Lithium Australia has more than doubled its holdings adjacent to Western Australia’s prospective Greenbushes area with the recent grant of three exploration licenses (E70/4788, E70/4789, E70/4790).
Greenbushes hosts the world’s largest lithium mine which currently produces about 40% of global lithium supply from pegmatites, mined approximately 200km south of Perth, in Western Australia.
The area hosts abundant pegmatites the emplacement of which appears to be structurally controlled.
“A number of major structural features occur within the area, including the Donnybrook – Bridgetown Shear within which the Greenbushes pergamtite is located,” Lithium said in a statement.
“Numerous subsidiary structures have been identified in the area, some of which are also associated with the emplacement of pegmatites.”
The company holds an 80% equity in the Greenbushes project.
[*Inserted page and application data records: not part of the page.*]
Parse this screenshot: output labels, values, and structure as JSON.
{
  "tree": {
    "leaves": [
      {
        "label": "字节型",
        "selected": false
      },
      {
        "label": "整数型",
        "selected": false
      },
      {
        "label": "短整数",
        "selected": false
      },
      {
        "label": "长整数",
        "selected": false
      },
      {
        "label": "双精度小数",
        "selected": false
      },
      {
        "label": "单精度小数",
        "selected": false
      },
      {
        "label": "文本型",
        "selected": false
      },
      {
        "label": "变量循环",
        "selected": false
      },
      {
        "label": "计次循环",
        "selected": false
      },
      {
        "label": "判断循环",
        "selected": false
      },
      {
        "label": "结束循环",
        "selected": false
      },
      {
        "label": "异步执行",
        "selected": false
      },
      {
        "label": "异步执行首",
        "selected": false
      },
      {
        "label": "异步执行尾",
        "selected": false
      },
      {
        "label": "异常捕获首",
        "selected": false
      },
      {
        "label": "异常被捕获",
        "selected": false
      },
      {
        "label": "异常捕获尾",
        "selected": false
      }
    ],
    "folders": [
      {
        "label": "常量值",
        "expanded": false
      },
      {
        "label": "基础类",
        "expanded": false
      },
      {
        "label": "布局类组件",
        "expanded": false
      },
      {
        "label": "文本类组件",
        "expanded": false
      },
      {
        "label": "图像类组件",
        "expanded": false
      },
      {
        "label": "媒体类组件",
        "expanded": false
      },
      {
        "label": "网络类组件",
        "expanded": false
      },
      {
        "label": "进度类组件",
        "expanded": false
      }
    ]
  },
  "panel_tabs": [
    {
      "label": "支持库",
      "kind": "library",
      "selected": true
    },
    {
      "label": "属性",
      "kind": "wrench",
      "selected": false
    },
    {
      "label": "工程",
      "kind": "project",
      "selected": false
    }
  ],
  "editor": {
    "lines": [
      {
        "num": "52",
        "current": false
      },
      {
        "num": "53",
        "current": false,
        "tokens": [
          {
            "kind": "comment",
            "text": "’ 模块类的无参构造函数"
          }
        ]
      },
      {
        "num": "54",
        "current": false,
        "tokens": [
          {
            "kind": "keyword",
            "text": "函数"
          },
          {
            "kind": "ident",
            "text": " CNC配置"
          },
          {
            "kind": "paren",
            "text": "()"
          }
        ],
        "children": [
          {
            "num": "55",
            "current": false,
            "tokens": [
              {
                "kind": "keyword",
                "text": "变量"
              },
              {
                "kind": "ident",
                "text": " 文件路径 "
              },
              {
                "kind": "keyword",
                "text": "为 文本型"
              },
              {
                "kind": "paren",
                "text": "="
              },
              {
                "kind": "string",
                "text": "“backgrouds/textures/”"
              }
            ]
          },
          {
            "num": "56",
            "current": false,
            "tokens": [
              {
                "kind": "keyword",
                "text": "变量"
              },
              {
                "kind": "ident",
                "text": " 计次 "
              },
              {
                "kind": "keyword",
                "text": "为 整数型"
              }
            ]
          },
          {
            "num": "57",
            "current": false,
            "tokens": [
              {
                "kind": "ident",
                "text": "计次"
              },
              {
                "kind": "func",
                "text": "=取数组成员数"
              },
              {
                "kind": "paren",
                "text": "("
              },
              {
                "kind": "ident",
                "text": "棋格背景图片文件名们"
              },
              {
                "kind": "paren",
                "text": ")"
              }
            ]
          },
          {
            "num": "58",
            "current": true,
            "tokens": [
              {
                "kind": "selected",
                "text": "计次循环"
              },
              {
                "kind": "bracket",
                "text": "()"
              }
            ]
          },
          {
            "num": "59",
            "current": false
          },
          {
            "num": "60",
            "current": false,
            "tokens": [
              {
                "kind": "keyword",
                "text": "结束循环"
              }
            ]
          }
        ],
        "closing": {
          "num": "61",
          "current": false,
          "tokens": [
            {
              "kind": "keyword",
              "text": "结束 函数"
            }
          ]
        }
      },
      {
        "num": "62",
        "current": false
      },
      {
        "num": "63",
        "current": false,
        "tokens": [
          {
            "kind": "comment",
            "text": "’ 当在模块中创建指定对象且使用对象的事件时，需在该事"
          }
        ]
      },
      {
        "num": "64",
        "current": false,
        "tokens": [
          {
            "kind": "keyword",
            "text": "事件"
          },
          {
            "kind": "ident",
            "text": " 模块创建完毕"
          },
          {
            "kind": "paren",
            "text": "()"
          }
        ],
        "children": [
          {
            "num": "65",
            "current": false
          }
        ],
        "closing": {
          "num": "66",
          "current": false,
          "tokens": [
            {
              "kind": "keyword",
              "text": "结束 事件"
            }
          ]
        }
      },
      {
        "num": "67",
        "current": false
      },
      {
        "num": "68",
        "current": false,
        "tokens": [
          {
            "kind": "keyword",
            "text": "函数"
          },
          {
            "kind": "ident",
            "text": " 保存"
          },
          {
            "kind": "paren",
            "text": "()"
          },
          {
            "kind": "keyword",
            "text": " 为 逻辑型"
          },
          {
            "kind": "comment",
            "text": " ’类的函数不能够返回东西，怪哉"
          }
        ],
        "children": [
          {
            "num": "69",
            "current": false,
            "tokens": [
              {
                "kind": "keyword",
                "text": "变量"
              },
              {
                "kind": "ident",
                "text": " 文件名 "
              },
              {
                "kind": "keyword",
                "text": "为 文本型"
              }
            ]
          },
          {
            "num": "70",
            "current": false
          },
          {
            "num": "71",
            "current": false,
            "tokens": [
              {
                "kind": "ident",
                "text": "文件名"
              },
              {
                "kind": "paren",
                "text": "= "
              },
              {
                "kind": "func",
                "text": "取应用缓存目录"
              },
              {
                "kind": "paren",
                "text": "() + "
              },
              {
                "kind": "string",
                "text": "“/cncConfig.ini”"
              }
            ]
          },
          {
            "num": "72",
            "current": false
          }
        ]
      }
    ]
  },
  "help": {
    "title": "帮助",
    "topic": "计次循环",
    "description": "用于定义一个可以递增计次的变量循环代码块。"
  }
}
The remaining 20% is free-carried “to the point at which a decision is made to undertake a feasibility study.”
The company said that initial phases of exploration, which have already commenced, will employ non-invasive technologies to model the chemical evolution of the intrusive rocks forming part of the pegmatite complex.
According to Managing Director Adrian Griffin, the geochemical profiles will also help delineate the more prospective structural trends for further examination.
“The grant of the three new licences will enable Lithium Australia to gain a much more complete picture of the geological systems that have created the world’s largest known lithium pegmatite,” he said.
“The potential of the area is outstanding and we will use our experience to evaluate that potential in an effort to unlock the latent value of the area.”